- EXERCISE AIM -
This exercise asks for the entries below to be printed exactly.
─── SOURCE DATA
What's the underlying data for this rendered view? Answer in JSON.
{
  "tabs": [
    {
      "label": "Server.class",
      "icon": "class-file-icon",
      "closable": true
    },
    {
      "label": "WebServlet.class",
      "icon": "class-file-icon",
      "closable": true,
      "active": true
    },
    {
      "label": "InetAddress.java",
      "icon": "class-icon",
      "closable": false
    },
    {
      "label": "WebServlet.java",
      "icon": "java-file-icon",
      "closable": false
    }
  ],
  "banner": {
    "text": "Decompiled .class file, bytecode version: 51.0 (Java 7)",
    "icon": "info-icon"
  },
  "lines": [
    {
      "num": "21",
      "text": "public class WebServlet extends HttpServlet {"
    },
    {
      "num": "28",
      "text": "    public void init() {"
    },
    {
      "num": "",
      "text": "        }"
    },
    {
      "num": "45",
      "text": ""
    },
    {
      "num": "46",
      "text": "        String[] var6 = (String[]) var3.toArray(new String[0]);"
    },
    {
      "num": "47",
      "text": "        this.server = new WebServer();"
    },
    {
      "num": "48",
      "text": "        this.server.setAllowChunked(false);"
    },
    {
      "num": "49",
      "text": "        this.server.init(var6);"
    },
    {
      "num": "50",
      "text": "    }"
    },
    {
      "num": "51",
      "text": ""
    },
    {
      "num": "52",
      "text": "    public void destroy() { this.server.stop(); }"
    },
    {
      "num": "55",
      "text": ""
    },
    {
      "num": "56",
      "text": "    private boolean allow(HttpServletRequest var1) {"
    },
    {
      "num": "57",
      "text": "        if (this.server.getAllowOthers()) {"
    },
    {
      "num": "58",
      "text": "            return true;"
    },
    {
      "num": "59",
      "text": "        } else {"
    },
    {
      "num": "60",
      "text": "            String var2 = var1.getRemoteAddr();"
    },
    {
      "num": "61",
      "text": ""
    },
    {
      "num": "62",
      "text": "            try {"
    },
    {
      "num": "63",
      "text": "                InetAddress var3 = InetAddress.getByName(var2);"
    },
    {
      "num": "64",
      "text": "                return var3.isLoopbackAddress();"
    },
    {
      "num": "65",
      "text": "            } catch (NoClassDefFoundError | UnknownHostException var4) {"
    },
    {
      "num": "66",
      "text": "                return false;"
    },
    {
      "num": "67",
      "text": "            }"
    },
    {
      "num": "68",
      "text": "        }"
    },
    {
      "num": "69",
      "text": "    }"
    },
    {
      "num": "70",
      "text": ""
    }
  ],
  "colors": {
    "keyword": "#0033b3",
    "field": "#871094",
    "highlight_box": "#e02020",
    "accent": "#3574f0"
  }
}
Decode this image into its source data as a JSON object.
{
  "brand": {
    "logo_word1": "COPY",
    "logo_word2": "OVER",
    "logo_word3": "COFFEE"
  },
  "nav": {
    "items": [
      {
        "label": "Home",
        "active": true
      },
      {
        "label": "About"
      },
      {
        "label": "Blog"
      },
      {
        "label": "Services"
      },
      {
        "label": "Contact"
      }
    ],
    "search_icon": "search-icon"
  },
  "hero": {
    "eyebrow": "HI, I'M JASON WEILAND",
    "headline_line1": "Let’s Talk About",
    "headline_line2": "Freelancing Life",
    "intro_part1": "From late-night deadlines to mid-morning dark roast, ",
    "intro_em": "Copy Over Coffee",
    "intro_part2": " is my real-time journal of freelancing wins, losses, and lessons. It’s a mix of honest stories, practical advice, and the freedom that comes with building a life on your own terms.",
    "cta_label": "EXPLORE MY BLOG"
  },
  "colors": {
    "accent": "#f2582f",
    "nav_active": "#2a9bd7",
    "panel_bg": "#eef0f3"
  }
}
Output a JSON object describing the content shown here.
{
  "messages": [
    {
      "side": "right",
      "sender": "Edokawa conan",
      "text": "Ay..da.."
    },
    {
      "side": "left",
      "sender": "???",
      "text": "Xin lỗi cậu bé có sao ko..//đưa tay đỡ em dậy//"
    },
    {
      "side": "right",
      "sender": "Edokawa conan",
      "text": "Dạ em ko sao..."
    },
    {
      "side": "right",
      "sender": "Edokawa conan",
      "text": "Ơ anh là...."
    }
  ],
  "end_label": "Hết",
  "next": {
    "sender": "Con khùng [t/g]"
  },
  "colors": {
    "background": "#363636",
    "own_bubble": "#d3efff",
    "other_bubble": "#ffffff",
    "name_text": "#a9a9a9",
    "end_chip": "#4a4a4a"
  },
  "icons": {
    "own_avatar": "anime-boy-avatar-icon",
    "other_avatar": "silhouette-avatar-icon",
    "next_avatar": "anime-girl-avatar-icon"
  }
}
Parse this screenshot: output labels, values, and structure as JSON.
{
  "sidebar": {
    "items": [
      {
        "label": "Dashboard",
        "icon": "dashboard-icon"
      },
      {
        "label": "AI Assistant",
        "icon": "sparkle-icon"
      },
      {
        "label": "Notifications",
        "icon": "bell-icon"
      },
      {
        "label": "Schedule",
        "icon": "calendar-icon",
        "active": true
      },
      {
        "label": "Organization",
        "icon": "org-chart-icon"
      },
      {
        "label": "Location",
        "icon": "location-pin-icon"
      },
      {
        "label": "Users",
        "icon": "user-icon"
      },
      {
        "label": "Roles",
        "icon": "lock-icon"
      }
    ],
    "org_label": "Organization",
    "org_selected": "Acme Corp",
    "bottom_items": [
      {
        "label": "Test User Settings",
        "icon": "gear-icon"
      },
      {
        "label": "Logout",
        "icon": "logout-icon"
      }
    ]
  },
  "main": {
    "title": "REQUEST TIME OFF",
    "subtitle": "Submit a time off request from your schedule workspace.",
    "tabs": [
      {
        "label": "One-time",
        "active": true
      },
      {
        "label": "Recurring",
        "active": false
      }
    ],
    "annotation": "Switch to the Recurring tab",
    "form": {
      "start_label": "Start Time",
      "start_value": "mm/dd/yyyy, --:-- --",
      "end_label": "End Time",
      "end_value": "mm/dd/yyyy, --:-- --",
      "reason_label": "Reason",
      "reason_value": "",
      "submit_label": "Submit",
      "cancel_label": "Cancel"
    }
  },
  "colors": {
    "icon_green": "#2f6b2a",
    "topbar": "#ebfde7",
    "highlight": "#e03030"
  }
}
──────
- YOUR SOLUTION -
What's the underlying data for this rendered view? Answer in JSON.
{
  "tabs": [
    {
      "label": "Server.class",
      "icon": "class-file-icon",
      "closable": true
    },
    {
      "label": "WebServlet.class",
      "icon": "class-file-icon",
      "closable": true,
      "active": true
    },
    {
      "label": "InetAddress.java",
      "icon": "class-icon",
      "closable": false
    },
    {
      "label": "WebServlet.java",
      "icon": "java-file-icon",
      "closable": false
    }
  ],
  "banner": {
    "text": "Decompiled .class file, bytecode version: 51.0 (Java 7)",
    "icon": "info-icon"
  },
  "lines": [
    {
      "num": "21",
      "text": "public class WebServlet extends HttpServlet {"
    },
    {
      "num": "28",
      "text": "    public void init() {"
    },
    {
      "num": "",
      "text": "        }"
    },
    {
      "num": "45",
      "text": ""
    },
    {
      "num": "46",
      "text": "        String[] var6 = (String[]) var3.toArray(new String[0]);"
    },
    {
      "num": "47",
      "text": "        this.server = new WebServer();"
    },
    {
      "num": "48",
      "text": "        this.server.setAllowChunked(false);"
    },
    {
      "num": "49",
      "text": "        this.server.init(var6);"
    },
    {
      "num": "50",
      "text": "    }"
    },
    {
      "num": "51",
      "text": ""
    },
    {
      "num": "52",
      "text": "    public void destroy() { this.server.stop(); }"
    },
    {
      "num": "55",
      "text": ""
    },
    {
      "num": "56",
      "text": "    private boolean allow(HttpServletRequest var1) {"
    },
    {
      "num": "57",
      "text": "        if (this.server.getAllowOthers()) {"
    },
    {
      "num": "58",
      "text": "            return true;"
    },
    {
      "num": "59",
      "text": "        } else {"
    },
    {
      "num": "60",
      "text": "            String var2 = var1.getRemoteAddr();"
    },
    {
      "num": "61",
      "text": ""
    },
    {
      "num": "62",
      "text": "            try {"
    },
    {
      "num": "63",
      "text": "                InetAddress var3 = InetAddress.getByName(var2);"
    },
    {
      "num": "64",
      "text": "                return var3.isLoopbackAddress();"
    },
    {
      "num": "65",
      "text": "            } catch (NoClassDefFoundError | UnknownHostException var4) {"
    },
    {
      "num": "66",
      "text": "                return false;"
    },
    {
      "num": "67",
      "text": "            }"
    },
    {
      "num": "68",
      "text": "        }"
    },
    {
      "num": "69",
      "text": "    }"
    },
    {
      "num": "70",
      "text": ""
    }
  ],
  "colors": {
    "keyword": "#0033b3",
    "field": "#871094",
    "highlight_box": "#e02020",
    "accent": "#3574f0"
  }
}
Decode this image into its source data as a JSON object.
{
  "brand": {
    "logo_word1": "COPY",
    "logo_word2": "OVER",
    "logo_word3": "COFFEE"
  },
  "nav": {
    "items": [
      {
        "label": "Home",
        "active": true
      },
      {
        "label": "About"
      },
      {
        "label": "Blog"
      },
      {
        "label": "Services"
      },
      {
        "label": "Contact"
      }
    ],
    "search_icon": "search-icon"
  },
  "hero": {
    "eyebrow": "HI, I'M JASON WEILAND",
    "headline_line1": "Let’s Talk About",
    "headline_line2": "Freelancing Life",
    "intro_part1": "From late-night deadlines to mid-morning dark roast, ",
    "intro_em": "Copy Over Coffee",
    "intro_part2": " is my real-time journal of freelancing wins, losses, and lessons. It’s a mix of honest stories, practical advice, and the freedom that comes with building a life on your own terms.",
    "cta_label": "EXPLORE MY BLOG"
  },
  "colors": {
    "accent": "#f2582f",
    "nav_active": "#2a9bd7",
    "panel_bg": "#eef0f3"
  }
}
Output a JSON object describing the content shown here.
{
  "messages": [
    {
      "side": "right",
      "sender": "Edokawa conan",
      "text": "Ay..da.."
    },
    {
      "side": "left",
      "sender": "???",
      "text": "Xin lỗi cậu bé có sao ko..//đưa tay đỡ em dậy//"
    },
    {
      "side": "right",
      "sender": "Edokawa conan",
      "text": "Dạ em ko sao..."
    },
    {
      "side": "right",
      "sender": "Edokawa conan",
      "text": "Ơ anh là...."
    }
  ],
  "end_label": "Hết",
  "next": {
    "sender": "Con khùng [t/g]"
  },
  "colors": {
    "background": "#363636",
    "own_bubble": "#d3efff",
    "other_bubble": "#ffffff",
    "name_text": "#a9a9a9",
    "end_chip": "#4a4a4a"
  },
  "icons": {
    "own_avatar": "anime-boy-avatar-icon",
    "other_avatar": "silhouette-avatar-icon",
    "next_avatar": "anime-girl-avatar-icon"
  }
}
Parse this screenshot: output labels, values, and structure as JSON.
{
  "sidebar": {
    "items": [
      {
        "label": "Dashboard",
        "icon": "dashboard-icon"
      },
      {
        "label": "AI Assistant",
        "icon": "sparkle-icon"
      },
      {
        "label": "Notifications",
        "icon": "bell-icon"
      },
      {
        "label": "Schedule",
        "icon": "calendar-icon",
        "active": true
      },
      {
        "label": "Organization",
        "icon": "org-chart-icon"
      },
      {
        "label": "Location",
        "icon": "location-pin-icon"
      },
      {
        "label": "Users",
        "icon": "user-icon"
      },
      {
        "label": "Roles",
        "icon": "lock-icon"
      }
    ],
    "org_label": "Organization",
    "org_selected": "Acme Corp",
    "bottom_items": [
      {
        "label": "Test User Settings",
        "icon": "gear-icon"
      },
      {
        "label": "Logout",
        "icon": "logout-icon"
      }
    ]
  },
  "main": {
    "title": "REQUEST TIME OFF",
    "subtitle": "Submit a time off request from your schedule workspace.",
    "tabs": [
      {
        "label": "One-time",
        "active": true
      },
      {
        "label": "Recurring",
        "active": false
      }
    ],
    "annotation": "Switch to the Recurring tab",
    "form": {
      "start_label": "Start Time",
      "start_value": "mm/dd/yyyy, --:-- --",
      "end_label": "End Time",
      "end_value": "mm/dd/yyyy, --:-- --",
      "reason_label": "Reason",
      "reason_value": "",
      "submit_label": "Submit",
      "cancel_label": "Cancel"
    }
  },
  "colors": {
    "icon_green": "#2f6b2a",
    "topbar": "#ebfde7",
    "highlight": "#e03030"
  }
}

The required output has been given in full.